A new book from acclaimed author Seuss creator Ed Lachman explores the life of one of the most beloved children’s authors of all time, as well as the challenges of treating the illness.
Read More >Seuss: Doctor Seus is a Very Strange Tale When Ed was seven years old, his mother died.
Seuss was born in 1882.
The elder Seuss died two years later, and his younger sister, Alice, had to raise her younger brother.
Ed would never have been able to raise his younger brother, Charlie, if he hadn’t had his mother, who was also a child-care worker.
Ed Lachmeister’s new book, Doctor Seuses is a very Strange Tale: An Autobiography, takes a closer look at Seuss, his life and the challenges he faced as a child.
Ed Lachi is an educator and teacher, and he recently published a book on the life and work of the great American children’s author Ed Lachi, titled My Father, My Book: My Life with Ed Latchman.
The book is set in 1955, and is a fascinating read about how Latchmowers family grew from a small farm in upstate New York to a major publishing company in the 1950s and 60s.
Ed is also a retired professor of English, author of books including The Great American Novel, and has been published in American Magazine and National Book Award winners.
The book tells the story of the lives of Ed and Charlie, and their family and community in the mid-1940s.
What Ed Lachu says about Ed’s mother and his lifeWhen Ed’s older sister, who is now Ed’s great-grandmother, was a child, Ed’s father, a doctor named George Latch, lived with his family in upcountry upstate, near Buffalo.
Ed’s grandfather had a big house in Buffalo, and Ed grew up in the neighborhood.
Ed’s father had a hard time with the thought of losing his father, so Ed moved in with his grandmother, who lived with the family in an old barn in uptown Buffalo.
During that time, Ed was very close to his mother.
His mother, Alice Latchmer, had a strong maternal side.
Alice Latchner, who died in 2016, was one of Ed’s best friends and had a tremendous sense of humor.
Ed liked to say that she was the only person who could take a punch and still laugh.
When he was a young boy, Ed and his mother would go to visit his grandparents.
When the grandparents visited the Latchmans, Ed would ask his mother to come and visit.
She would come with the children, and the grandchildren would sit with the grandparents and their grandchildren.
I was also very close with my great-great-grandparents, Alice and George Lachi.
I would call them the family doctors, because I had the greatest sense of respect for them.
And it was a very, very happy childhood, as Ed explained to me in an interview.
Ed’s family lived in Buffalo for more than 40 years, and when his father died, he was born into a family of doctors and nurses.
Ed and Alice Lachmen were not married, but they had four daughters and five sons.
As a child and a teenager, Ed often played with the younger siblings, Charlie and Mabel.
But there were always people to protect him from bullies, which led to him spending much of his childhood in a group home.

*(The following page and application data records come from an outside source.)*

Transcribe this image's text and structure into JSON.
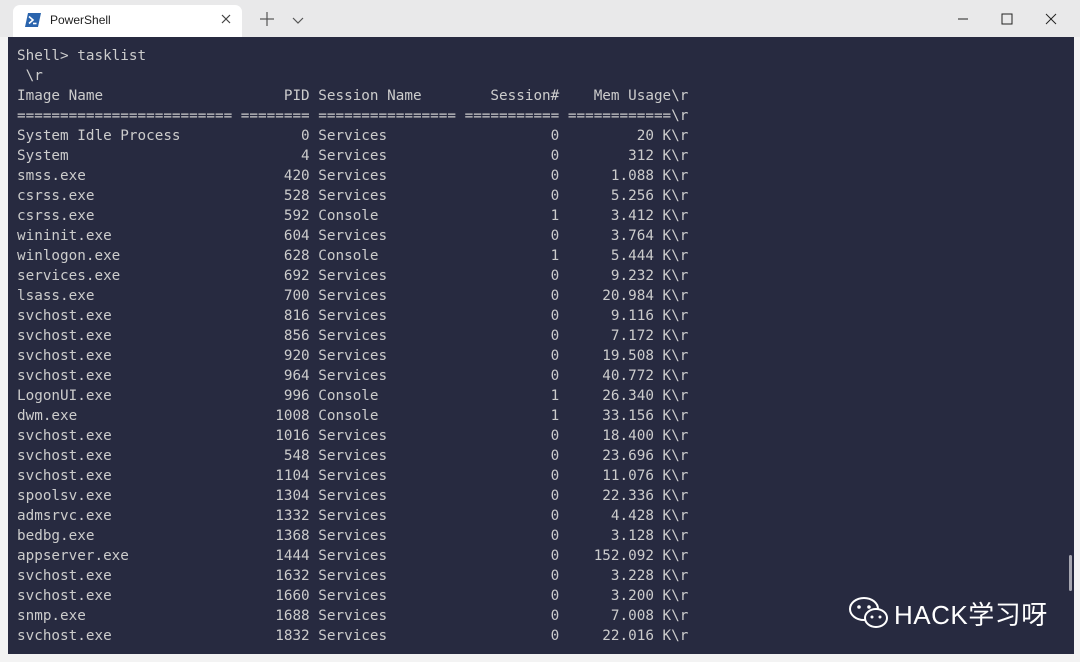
{
  "window": {
    "tab_title": "PowerShell",
    "icon_color": "#2a64ad"
  },
  "terminal": {
    "background": "#272a40",
    "foreground": "#cccccc",
    "prompt_line": "Shell> tasklist",
    "lines": [
      " \\r",
      "Image Name                     PID Session Name        Session#    Mem Usage\\r",
      "========================= ======== ================ =========== ============\\r",
      "System Idle Process              0 Services                   0         20 K\\r",
      "System                           4 Services                   0        312 K\\r",
      "smss.exe                       420 Services                   0      1.088 K\\r",
      "csrss.exe                      528 Services                   0      5.256 K\\r",
      "csrss.exe                      592 Console                    1      3.412 K\\r",
      "wininit.exe                    604 Services                   0      3.764 K\\r",
      "winlogon.exe                   628 Console                    1      5.444 K\\r",
      "services.exe                   692 Services                   0      9.232 K\\r",
      "lsass.exe                      700 Services                   0     20.984 K\\r",
      "svchost.exe                    816 Services                   0      9.116 K\\r",
      "svchost.exe                    856 Services                   0      7.172 K\\r",
      "svchost.exe                    920 Services                   0     19.508 K\\r",
      "svchost.exe                    964 Services                   0     40.772 K\\r",
      "LogonUI.exe                    996 Console                    1     26.340 K\\r",
      "dwm.exe                       1008 Console                    1     33.156 K\\r",
      "svchost.exe                   1016 Services                   0     18.400 K\\r",
      "svchost.exe                    548 Services                   0     23.696 K\\r",
      "svchost.exe                   1104 Services                   0     11.076 K\\r",
      "spoolsv.exe                   1304 Services                   0     22.336 K\\r",
      "admsrvc.exe                   1332 Services                   0      4.428 K\\r",
      "bedbg.exe                     1368 Services                   0      3.128 K\\r",
      "appserver.exe                 1444 Services                   0    152.092 K\\r",
      "svchost.exe                   1632 Services                   0      3.228 K\\r",
      "svchost.exe                   1660 Services                   0      3.200 K\\r",
      "snmp.exe                      1688 Services                   0      7.008 K\\r",
      "svchost.exe                   1832 Services                   0     22.016 K\\r"
    ]
  },
  "watermark": {
    "text": "HACK学习呀"
  }
}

At some point, Ed, who has an intellectual disability, was diagnosed with attention deficit hyperactivity disorder (ADHD), which means that he struggles to concentrate on things, to keep track of what is going on in the world around him.
In his book, Ed talks about the challenges Ed faced as he worked to improve his self-esteem.
Ed described how when he was in a situation that was challenging to him, he would always look for the easiest way out.
I remember my mother would always tell me to get out of my room and go back to sleep.
But I knew that the answer was always the same.
And I always found a way out of the situation.
My mother also told me that there was no such thing as too much of a good thing, which is something that I always followed.
Ed says his parents had a very different relationship with their son than his own parents.
George and Alice lived at the Lachmans’ home, and it was very different from their family.
George’s parents were very strict.
My parents would sit in a circle around me and they would say, “Go, go, go,” or something like that.
That was very strict and it wasn’t easy.
At that time in my life, I didn’t have a lot of friends.